The company's chairman Weixun Shan, speaking in Chinese, pledged to build the project "as soon as possible and as good as possible," during Thursday's ceremony.

The project is by far the biggest piece of housing boom that the mayor expects to yield 7,500 units in a city where rents have jumped 25 percent in only the last two years. If fully built out, Brooklyn Basin will comprise roughly half the total units built in connection with former Mayor Jerry Brown's 10K plan, which sought to bring 10,000 residents to Oakland's city center.

Coupled with a project underway to transform the former Oakland Army Base into a logistics and warehousing center, there is currently about $2 billion being invested into Oakland's waterfront.
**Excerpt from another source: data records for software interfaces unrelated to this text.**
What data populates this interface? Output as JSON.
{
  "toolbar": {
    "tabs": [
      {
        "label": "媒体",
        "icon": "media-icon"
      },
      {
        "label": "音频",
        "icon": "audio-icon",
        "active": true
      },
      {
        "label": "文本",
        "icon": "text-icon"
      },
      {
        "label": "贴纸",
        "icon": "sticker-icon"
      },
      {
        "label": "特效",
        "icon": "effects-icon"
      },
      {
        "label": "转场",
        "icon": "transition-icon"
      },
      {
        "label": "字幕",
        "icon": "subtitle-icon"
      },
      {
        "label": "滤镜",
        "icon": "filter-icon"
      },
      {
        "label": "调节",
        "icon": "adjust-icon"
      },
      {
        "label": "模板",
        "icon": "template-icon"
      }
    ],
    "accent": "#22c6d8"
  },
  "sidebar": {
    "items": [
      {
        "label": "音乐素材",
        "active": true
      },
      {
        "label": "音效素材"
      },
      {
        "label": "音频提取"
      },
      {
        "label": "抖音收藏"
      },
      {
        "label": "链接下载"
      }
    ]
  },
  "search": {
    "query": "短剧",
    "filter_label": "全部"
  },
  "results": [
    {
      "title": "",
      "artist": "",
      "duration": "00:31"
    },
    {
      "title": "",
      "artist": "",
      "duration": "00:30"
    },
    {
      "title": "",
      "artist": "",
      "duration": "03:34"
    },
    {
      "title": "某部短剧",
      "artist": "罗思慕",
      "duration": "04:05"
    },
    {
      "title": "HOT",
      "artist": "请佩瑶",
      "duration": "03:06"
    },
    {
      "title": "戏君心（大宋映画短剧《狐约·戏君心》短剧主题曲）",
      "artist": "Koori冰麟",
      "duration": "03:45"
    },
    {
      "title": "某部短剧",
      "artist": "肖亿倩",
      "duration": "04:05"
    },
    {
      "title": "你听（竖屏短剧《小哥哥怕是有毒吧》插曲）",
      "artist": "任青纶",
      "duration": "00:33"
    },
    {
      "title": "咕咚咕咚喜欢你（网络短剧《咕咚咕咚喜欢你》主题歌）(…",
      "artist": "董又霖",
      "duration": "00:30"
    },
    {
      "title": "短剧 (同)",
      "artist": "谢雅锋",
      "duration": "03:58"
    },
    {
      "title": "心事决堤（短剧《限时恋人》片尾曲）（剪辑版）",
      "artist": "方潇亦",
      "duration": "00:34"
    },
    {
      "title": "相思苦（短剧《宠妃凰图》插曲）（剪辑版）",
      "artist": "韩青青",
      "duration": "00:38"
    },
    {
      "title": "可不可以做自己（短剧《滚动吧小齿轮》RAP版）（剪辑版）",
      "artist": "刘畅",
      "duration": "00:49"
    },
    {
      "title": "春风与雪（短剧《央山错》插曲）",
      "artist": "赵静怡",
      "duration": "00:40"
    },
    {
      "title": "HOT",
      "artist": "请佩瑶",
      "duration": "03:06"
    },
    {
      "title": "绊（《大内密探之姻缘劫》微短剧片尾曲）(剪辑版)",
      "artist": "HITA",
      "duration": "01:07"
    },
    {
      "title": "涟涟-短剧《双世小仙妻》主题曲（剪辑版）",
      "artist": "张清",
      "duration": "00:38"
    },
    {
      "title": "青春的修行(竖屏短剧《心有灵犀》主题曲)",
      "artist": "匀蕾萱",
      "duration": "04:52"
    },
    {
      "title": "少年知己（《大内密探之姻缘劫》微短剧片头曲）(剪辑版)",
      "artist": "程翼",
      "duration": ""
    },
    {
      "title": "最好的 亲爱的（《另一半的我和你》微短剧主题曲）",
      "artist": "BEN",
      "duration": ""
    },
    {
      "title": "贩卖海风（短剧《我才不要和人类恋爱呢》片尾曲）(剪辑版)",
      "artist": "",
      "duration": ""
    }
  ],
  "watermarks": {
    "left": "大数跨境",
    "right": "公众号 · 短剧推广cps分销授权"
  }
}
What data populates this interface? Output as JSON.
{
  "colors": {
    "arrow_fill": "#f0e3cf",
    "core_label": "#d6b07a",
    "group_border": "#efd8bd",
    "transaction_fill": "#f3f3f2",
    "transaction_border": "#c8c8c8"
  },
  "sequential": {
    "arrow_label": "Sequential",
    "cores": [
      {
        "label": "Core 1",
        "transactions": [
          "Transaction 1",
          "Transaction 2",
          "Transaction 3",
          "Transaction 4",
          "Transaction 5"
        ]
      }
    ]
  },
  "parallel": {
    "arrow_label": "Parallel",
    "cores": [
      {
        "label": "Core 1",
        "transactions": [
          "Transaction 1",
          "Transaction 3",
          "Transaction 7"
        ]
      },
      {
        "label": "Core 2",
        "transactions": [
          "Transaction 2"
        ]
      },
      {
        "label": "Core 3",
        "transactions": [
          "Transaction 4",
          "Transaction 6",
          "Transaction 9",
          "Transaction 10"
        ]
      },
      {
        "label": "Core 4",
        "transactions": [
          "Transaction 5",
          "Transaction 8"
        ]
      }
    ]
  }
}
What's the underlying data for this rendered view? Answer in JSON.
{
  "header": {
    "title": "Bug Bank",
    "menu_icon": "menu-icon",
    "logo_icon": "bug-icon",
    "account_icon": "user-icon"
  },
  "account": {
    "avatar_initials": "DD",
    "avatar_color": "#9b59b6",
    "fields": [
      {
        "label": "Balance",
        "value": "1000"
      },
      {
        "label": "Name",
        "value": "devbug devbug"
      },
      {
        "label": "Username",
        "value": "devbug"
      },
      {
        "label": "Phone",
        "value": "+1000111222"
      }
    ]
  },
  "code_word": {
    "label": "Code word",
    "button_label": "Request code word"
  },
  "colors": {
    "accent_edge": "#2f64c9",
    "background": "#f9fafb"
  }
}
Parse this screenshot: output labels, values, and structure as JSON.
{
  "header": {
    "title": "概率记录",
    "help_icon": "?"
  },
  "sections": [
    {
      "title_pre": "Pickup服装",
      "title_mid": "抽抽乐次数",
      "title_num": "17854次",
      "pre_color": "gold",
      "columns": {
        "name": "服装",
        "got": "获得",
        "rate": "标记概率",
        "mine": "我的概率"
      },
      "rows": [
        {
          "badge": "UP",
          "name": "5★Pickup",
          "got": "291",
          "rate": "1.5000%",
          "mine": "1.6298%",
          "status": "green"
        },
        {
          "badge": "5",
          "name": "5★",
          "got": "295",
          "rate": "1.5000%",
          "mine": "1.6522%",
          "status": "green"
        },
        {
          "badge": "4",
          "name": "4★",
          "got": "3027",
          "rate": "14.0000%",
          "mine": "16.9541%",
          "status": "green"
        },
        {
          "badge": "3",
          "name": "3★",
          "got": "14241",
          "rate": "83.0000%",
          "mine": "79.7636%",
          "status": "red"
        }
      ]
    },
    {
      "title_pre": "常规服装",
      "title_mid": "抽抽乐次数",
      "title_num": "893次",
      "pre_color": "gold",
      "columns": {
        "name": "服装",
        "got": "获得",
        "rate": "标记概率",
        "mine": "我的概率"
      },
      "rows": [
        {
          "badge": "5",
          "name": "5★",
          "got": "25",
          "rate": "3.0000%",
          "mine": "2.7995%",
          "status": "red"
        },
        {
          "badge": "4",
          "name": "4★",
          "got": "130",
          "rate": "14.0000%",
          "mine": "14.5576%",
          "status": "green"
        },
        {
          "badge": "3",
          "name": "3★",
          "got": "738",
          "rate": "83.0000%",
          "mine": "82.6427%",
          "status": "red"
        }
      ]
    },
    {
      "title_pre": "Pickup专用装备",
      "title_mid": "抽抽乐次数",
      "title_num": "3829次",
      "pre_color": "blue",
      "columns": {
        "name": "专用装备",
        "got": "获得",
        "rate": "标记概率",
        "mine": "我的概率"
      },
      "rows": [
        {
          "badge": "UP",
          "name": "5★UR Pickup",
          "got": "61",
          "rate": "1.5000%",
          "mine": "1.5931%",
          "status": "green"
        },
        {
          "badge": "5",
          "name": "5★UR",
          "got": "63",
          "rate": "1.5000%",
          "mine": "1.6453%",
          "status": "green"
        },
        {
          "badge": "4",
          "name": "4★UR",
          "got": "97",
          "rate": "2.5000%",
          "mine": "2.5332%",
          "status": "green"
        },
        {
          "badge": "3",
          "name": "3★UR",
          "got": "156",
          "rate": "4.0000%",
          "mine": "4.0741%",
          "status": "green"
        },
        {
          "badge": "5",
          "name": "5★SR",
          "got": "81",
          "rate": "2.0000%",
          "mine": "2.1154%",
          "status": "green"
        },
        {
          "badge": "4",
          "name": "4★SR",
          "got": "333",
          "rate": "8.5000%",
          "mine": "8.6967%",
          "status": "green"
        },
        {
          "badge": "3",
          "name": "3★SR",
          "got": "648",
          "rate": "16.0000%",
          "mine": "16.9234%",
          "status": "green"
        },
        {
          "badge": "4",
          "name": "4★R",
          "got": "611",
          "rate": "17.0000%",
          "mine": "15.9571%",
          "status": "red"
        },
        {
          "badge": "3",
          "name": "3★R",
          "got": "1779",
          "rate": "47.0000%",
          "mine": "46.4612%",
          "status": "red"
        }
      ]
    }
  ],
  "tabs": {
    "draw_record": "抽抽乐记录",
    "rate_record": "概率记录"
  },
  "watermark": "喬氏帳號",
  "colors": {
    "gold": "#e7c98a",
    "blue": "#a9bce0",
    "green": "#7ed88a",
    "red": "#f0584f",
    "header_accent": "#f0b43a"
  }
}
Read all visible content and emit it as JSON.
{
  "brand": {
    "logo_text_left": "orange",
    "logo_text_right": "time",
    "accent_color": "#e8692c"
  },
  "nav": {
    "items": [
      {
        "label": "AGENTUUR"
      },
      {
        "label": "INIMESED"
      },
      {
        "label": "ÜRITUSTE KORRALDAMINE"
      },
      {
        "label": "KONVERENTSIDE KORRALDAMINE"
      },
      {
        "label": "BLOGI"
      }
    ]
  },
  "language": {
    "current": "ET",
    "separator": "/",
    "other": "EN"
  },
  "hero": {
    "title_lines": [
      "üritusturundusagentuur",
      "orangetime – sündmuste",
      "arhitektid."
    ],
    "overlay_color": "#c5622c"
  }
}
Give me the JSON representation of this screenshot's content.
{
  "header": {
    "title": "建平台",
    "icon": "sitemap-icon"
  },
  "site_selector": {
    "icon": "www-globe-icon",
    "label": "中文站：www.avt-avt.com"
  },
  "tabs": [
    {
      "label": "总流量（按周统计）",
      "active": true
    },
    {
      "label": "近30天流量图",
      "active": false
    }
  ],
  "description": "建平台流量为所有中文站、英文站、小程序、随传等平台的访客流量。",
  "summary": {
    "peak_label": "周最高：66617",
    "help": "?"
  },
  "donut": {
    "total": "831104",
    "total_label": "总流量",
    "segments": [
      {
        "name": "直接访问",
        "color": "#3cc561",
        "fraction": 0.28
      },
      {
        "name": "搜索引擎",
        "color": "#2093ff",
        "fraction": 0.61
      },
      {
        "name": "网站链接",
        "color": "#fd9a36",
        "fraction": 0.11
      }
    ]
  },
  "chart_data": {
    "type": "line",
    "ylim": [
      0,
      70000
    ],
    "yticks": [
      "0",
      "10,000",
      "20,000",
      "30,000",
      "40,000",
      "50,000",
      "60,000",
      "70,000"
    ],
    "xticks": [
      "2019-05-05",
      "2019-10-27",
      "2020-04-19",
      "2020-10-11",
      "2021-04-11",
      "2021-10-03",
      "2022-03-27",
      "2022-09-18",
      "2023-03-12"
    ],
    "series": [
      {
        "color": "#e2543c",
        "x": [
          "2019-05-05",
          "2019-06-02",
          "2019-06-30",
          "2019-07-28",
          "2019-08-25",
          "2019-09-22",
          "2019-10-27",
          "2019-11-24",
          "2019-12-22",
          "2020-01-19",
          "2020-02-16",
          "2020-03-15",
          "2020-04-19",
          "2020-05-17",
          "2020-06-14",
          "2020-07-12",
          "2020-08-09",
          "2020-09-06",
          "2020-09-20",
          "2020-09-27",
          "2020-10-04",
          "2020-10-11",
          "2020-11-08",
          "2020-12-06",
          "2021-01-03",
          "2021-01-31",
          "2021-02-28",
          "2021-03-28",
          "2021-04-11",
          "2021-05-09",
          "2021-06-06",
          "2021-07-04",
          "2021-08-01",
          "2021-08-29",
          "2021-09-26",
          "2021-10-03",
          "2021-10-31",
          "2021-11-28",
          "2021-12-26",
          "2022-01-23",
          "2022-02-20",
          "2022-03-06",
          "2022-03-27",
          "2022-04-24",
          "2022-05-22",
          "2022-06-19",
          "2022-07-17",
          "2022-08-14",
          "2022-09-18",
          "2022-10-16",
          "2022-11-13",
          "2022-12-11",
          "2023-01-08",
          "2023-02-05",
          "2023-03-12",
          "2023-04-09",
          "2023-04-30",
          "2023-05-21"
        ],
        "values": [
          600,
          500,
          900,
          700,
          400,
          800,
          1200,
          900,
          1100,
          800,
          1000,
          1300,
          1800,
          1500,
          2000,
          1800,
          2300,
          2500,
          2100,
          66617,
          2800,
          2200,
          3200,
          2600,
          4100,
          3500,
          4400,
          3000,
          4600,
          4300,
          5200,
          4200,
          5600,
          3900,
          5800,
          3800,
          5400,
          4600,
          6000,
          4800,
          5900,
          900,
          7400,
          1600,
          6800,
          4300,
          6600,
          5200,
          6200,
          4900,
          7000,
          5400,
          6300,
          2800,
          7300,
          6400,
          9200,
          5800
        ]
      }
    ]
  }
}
Several of the city's most influential businessmen, including Signature's Mike Ghielmetti, are working to lay the groundwork for another major waterfront project: a proposed ballpark for the Oakland A's at a shipping terminal just north of Jack London Square.

Oakland, Calif. Mayor Jean Quan sits between Zarsion Holdings Group Chairman Weixun Shan, left, and Chinese Consul General Nansheng Yuan at a
Oakland, Calif. Mayor Jean Quan sits between Zarsion Holdings Group Chairman Weixun Shan, left, and Chinese Consul General Nansheng Yuan at a groundbreaking ceremony for the new $1.5 billion, 3100-home Brooklyn Basin project, Thursday, March 13, 2014 in Oakland. (D. Ross Cameron/Bay Area News Group)

Ghielmetti said the two projects were unrelated, but that Brooklyn Basin should "pave the way for more economic development and jobs for the city."

Signature obtained development rights to the waterfront property from the Port of Oakland in 2001 and got City Council approval for a project five years later despite significant community opposition. Unable to get bank loans after the 2008 financial collapse, the firm appeared ready to give up on the project only three years ago when it offered it to UC Berkeley as a new laboratory site.

Contact Matthew Artz at 510-208-6435